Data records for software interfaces
# # #
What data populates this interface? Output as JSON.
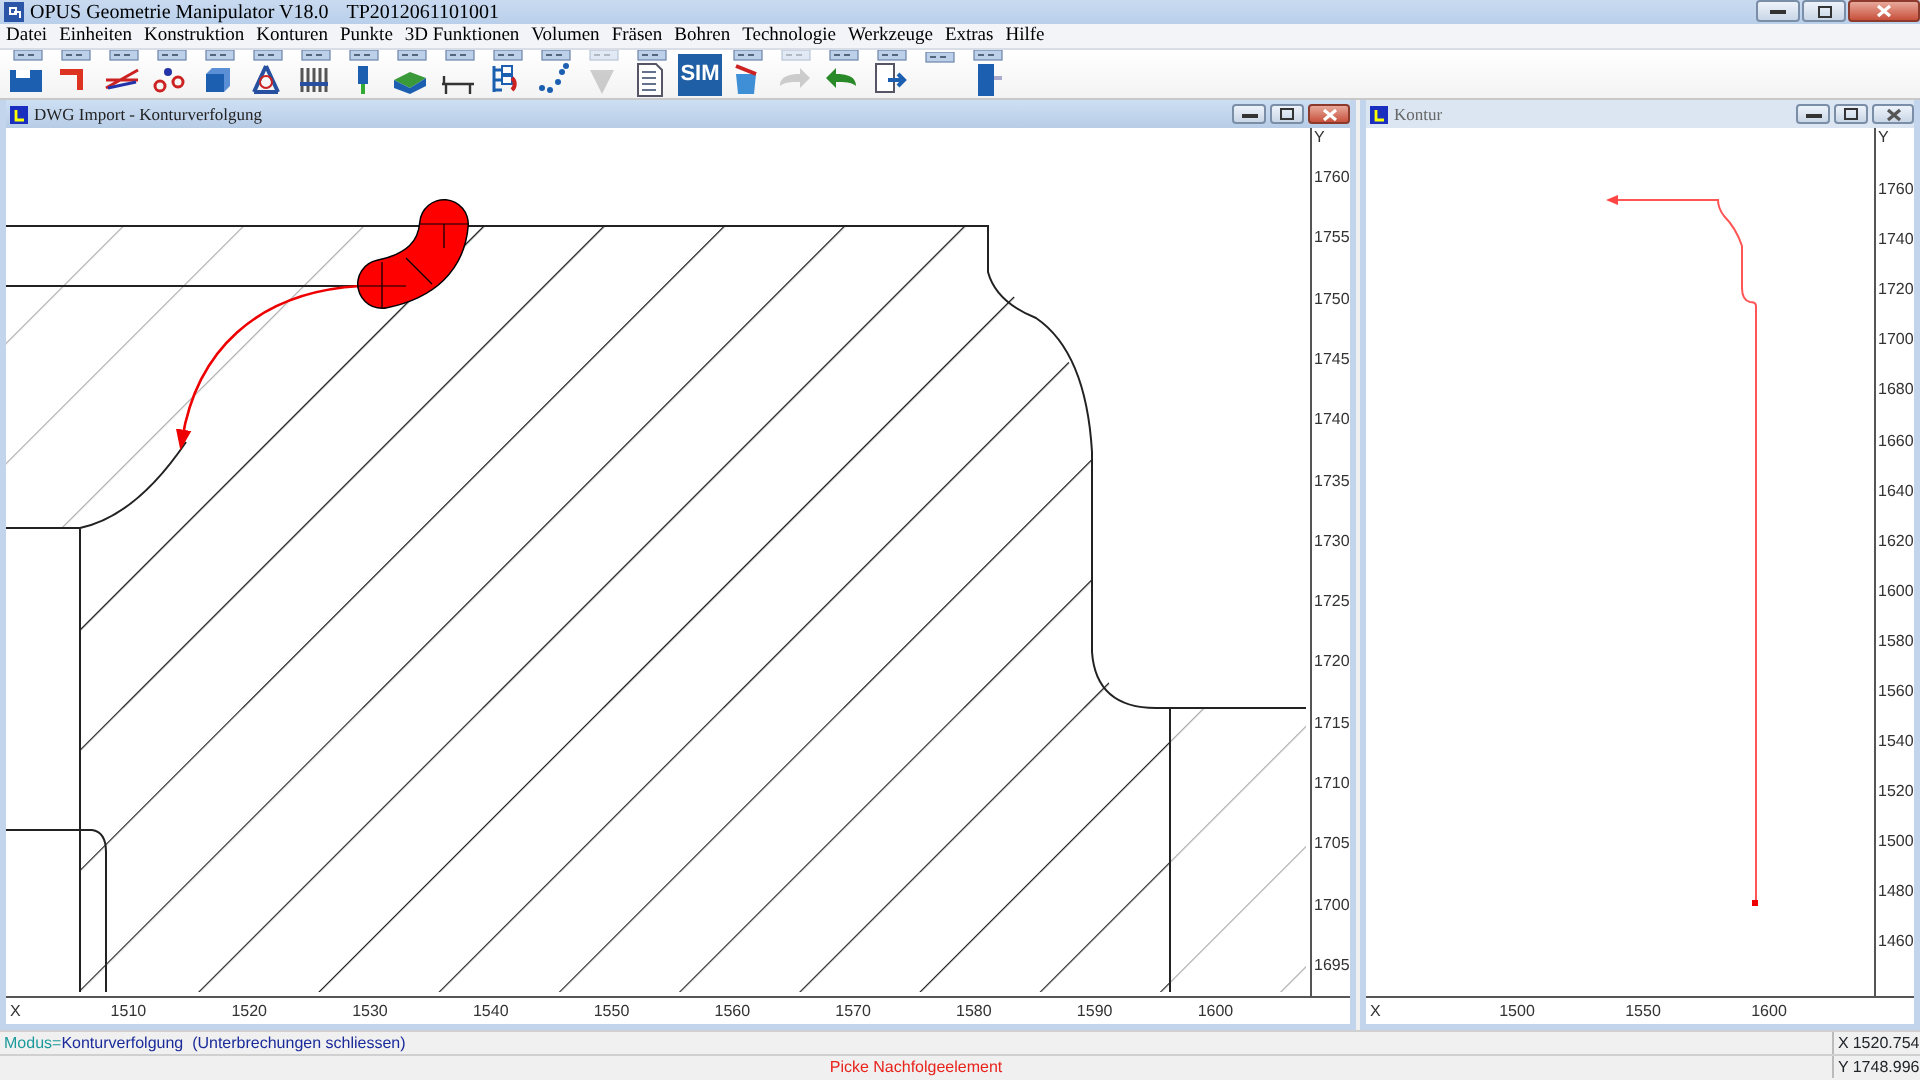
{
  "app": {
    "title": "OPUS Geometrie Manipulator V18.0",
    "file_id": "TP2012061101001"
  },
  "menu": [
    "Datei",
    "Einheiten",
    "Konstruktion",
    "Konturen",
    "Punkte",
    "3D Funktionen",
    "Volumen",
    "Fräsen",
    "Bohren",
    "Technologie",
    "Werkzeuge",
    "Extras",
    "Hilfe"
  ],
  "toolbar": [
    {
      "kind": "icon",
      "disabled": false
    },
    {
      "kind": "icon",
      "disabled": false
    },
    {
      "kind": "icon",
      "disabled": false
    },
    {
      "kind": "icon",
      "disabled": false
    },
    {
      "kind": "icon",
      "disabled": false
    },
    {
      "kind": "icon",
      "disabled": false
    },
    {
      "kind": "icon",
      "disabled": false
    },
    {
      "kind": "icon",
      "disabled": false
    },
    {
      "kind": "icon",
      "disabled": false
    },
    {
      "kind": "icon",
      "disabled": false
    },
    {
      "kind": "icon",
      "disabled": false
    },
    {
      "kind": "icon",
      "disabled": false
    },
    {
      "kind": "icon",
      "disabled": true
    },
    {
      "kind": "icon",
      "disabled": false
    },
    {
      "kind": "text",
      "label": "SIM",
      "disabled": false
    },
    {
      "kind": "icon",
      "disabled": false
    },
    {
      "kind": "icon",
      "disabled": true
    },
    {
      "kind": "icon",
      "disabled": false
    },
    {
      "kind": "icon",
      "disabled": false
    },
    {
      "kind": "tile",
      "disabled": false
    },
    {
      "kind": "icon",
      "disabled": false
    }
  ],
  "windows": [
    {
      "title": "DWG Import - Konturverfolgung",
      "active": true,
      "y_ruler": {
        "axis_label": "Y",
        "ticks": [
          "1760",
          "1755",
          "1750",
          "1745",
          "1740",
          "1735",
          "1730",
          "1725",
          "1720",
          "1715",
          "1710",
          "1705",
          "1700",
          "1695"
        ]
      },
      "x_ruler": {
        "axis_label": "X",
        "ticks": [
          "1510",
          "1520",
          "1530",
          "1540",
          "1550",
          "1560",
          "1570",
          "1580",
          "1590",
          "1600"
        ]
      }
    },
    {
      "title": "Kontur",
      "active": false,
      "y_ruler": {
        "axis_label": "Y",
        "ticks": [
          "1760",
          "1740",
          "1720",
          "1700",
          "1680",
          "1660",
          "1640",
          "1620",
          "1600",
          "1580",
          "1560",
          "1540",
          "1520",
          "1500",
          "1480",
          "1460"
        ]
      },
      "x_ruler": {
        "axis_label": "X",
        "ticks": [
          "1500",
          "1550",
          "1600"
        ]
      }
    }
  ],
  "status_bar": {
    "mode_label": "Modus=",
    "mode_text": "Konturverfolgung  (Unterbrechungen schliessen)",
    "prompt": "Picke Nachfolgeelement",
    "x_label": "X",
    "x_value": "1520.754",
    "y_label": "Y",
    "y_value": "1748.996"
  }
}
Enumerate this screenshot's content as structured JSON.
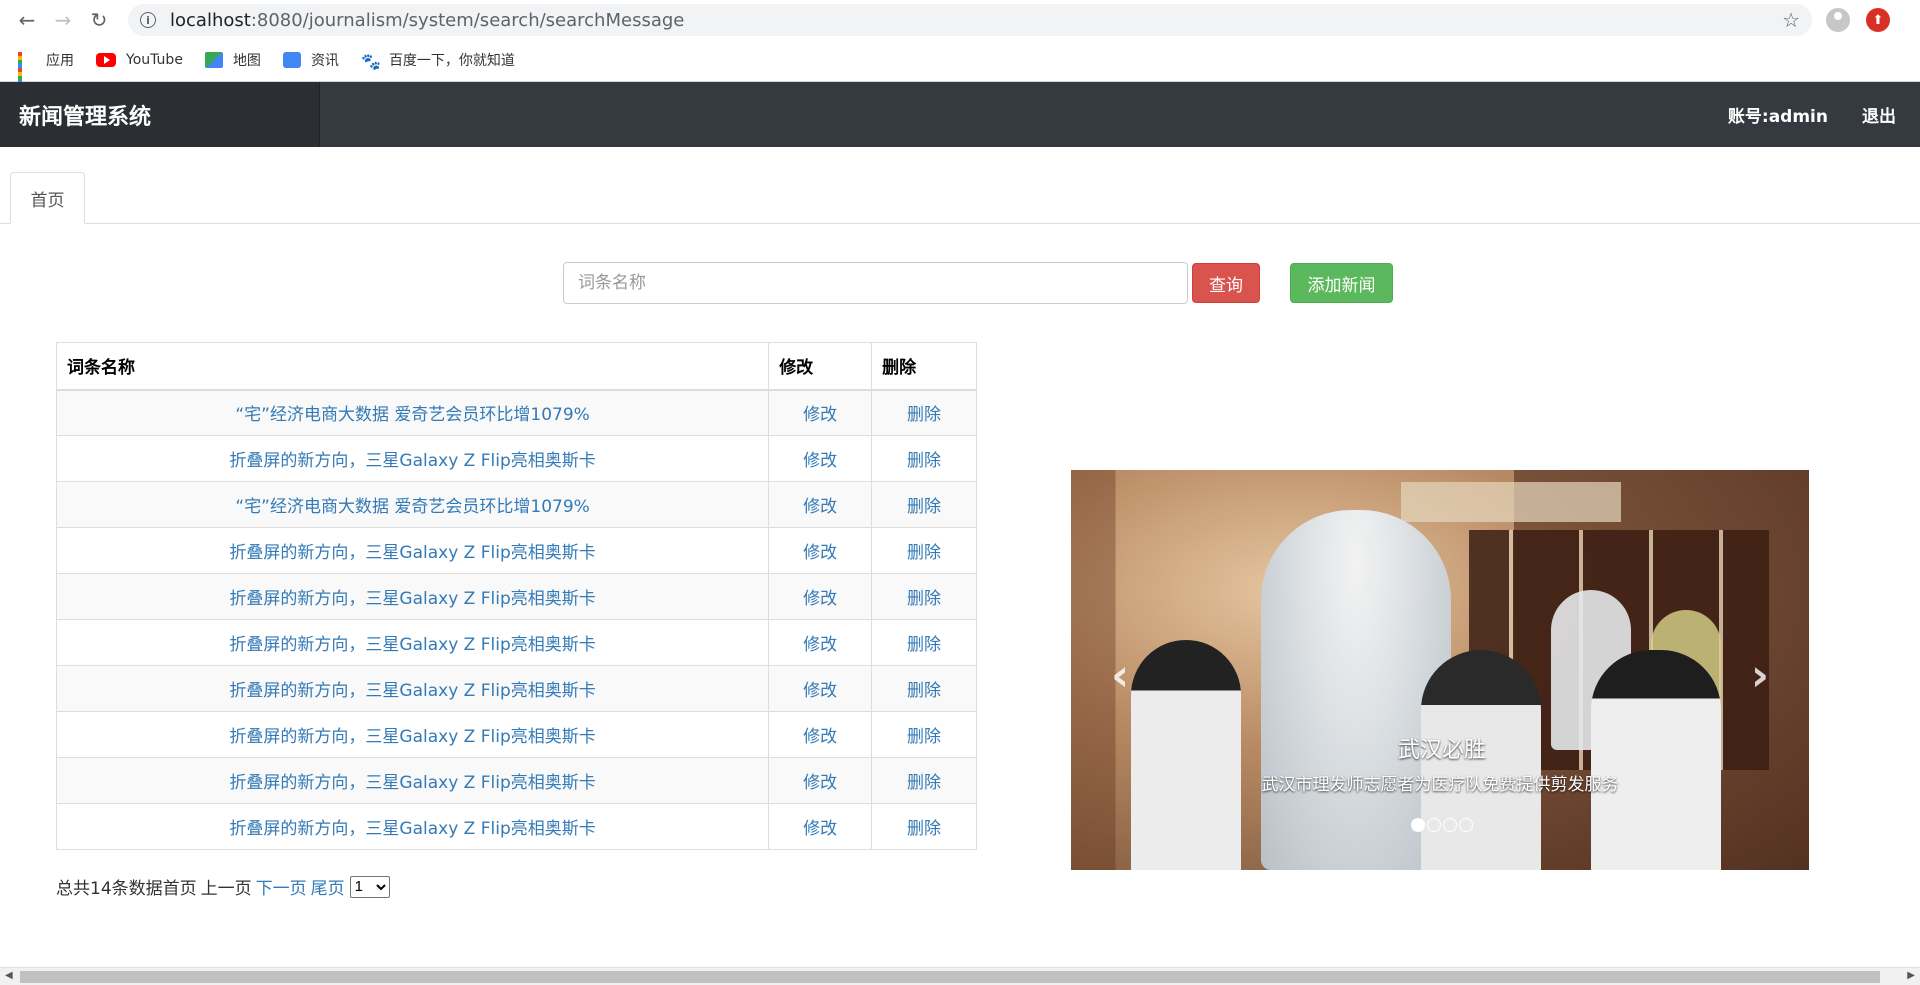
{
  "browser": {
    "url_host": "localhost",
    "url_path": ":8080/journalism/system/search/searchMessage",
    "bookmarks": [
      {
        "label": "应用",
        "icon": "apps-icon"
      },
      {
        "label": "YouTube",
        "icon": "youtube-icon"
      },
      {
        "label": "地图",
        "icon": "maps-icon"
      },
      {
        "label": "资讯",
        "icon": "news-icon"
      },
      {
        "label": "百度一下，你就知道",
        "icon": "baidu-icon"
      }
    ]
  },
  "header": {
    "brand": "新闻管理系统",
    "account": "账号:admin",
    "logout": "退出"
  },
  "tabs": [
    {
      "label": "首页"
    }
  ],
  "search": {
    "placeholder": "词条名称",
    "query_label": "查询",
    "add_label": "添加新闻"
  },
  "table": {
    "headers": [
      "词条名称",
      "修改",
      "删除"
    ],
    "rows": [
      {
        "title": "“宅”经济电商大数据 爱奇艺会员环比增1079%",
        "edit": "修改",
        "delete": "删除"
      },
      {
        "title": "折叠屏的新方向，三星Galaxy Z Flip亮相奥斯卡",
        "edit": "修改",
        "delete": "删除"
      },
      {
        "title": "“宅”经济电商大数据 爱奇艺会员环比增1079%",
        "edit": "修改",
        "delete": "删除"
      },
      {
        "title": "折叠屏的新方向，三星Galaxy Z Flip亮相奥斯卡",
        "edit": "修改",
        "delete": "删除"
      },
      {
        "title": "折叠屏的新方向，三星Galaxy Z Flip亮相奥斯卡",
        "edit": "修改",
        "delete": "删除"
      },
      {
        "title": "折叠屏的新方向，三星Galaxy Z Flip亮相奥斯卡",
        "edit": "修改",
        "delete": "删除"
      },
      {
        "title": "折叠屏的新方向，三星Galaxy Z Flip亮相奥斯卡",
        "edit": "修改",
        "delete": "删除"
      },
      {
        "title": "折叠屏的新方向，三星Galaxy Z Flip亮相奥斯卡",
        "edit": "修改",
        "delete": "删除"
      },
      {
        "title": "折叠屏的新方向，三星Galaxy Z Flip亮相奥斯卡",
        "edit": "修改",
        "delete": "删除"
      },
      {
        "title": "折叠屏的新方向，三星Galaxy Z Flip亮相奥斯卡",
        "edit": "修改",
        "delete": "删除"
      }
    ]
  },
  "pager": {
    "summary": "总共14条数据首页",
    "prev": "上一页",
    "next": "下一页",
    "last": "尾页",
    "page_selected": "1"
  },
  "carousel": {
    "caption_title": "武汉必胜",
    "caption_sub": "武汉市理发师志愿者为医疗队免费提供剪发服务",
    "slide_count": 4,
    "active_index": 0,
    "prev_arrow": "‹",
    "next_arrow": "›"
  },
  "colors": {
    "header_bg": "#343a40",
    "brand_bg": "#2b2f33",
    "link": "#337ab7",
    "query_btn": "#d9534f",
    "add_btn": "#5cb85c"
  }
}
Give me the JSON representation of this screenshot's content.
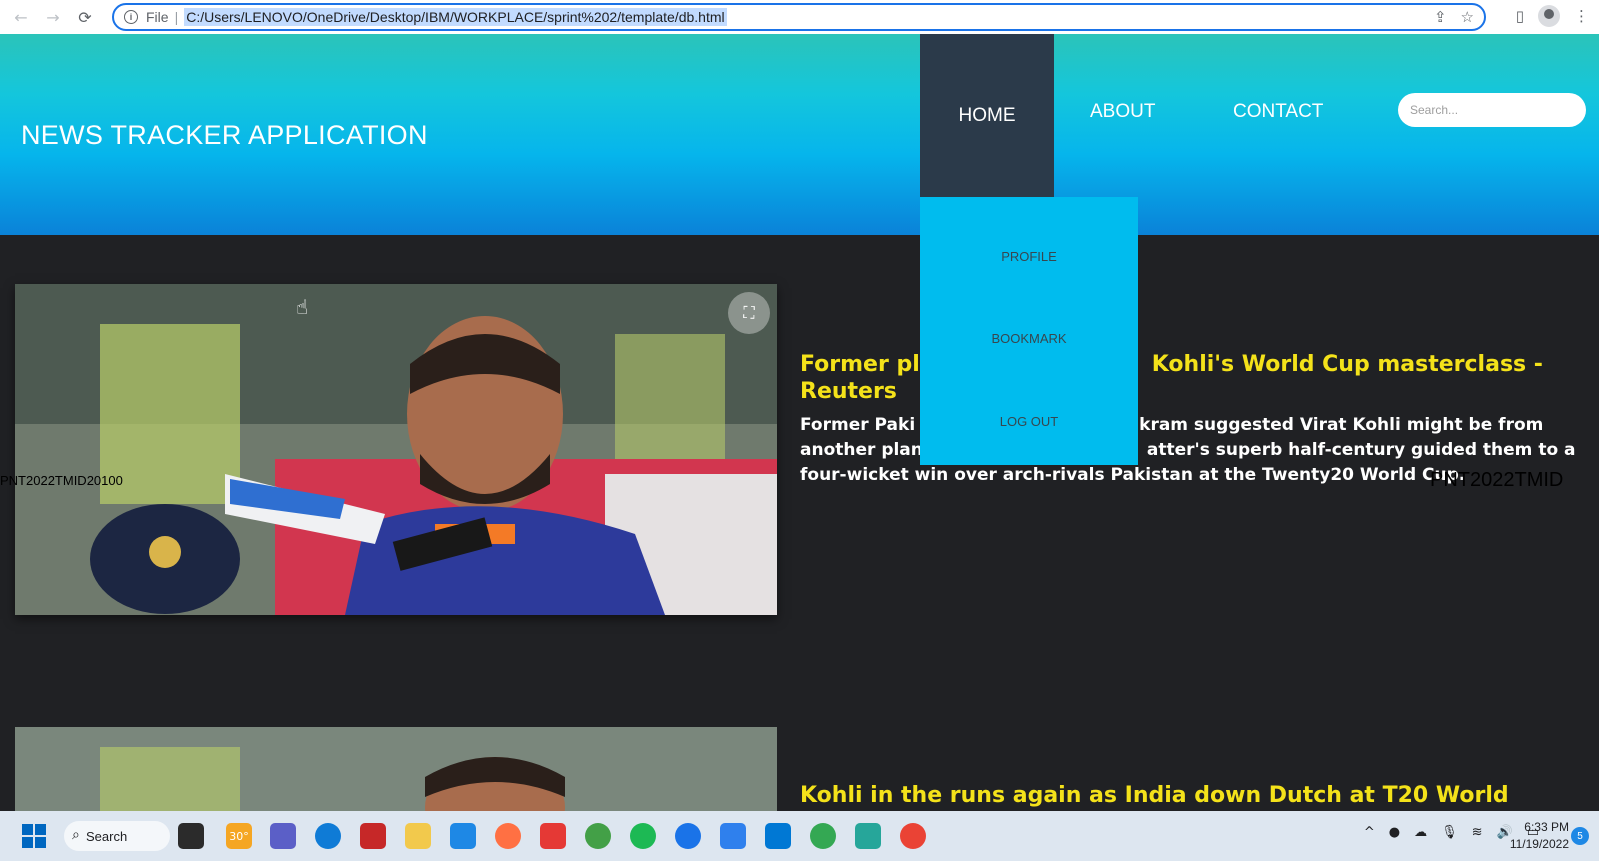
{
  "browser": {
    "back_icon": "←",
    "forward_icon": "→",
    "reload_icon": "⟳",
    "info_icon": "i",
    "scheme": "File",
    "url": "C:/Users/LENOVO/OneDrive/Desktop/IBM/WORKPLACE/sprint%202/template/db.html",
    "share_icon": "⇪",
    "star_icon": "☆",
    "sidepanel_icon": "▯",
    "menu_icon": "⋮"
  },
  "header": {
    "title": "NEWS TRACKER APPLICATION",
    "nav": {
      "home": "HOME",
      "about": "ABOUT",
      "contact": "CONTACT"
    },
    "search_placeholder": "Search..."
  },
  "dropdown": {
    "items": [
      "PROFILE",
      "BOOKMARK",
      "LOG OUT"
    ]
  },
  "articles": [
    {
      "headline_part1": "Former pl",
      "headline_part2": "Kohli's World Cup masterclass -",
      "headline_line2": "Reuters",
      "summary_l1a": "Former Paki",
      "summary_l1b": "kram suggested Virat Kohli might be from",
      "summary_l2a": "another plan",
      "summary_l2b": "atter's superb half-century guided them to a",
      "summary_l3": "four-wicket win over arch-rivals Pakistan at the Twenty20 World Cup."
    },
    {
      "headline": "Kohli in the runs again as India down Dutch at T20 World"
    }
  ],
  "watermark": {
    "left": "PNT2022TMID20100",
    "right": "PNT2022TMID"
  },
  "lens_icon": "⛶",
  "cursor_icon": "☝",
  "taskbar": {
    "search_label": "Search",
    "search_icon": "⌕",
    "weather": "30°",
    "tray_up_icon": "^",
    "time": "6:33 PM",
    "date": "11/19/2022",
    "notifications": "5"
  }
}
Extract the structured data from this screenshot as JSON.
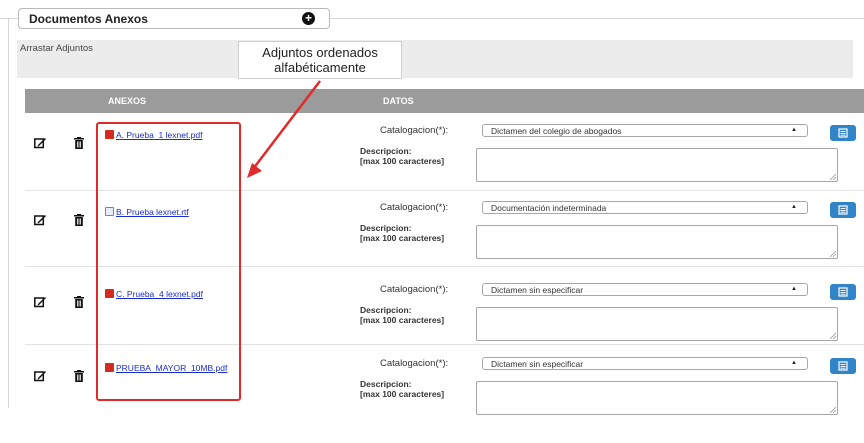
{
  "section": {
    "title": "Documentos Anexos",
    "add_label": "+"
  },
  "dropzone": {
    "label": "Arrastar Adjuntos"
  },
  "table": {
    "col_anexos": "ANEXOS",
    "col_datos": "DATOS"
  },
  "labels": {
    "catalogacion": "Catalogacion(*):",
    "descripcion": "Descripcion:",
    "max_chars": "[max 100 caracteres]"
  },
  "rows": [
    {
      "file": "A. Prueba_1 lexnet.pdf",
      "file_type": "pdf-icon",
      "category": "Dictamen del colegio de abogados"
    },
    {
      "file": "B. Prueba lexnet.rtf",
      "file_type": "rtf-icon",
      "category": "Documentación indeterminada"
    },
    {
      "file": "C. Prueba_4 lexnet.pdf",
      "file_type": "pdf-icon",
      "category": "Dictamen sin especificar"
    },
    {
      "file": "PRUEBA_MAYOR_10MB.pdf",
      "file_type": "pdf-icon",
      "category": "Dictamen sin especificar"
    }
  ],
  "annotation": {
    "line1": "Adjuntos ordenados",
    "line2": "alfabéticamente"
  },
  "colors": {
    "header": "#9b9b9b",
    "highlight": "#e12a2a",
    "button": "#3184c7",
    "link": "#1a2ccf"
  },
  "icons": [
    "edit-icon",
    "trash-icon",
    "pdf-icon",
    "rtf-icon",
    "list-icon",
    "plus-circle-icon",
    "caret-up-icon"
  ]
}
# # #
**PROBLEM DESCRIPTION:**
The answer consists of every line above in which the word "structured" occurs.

**RESPONSE AREA:**
Enumerate this screenshot's content as structured JSON.
Extract the structured data from this screenshot as JSON.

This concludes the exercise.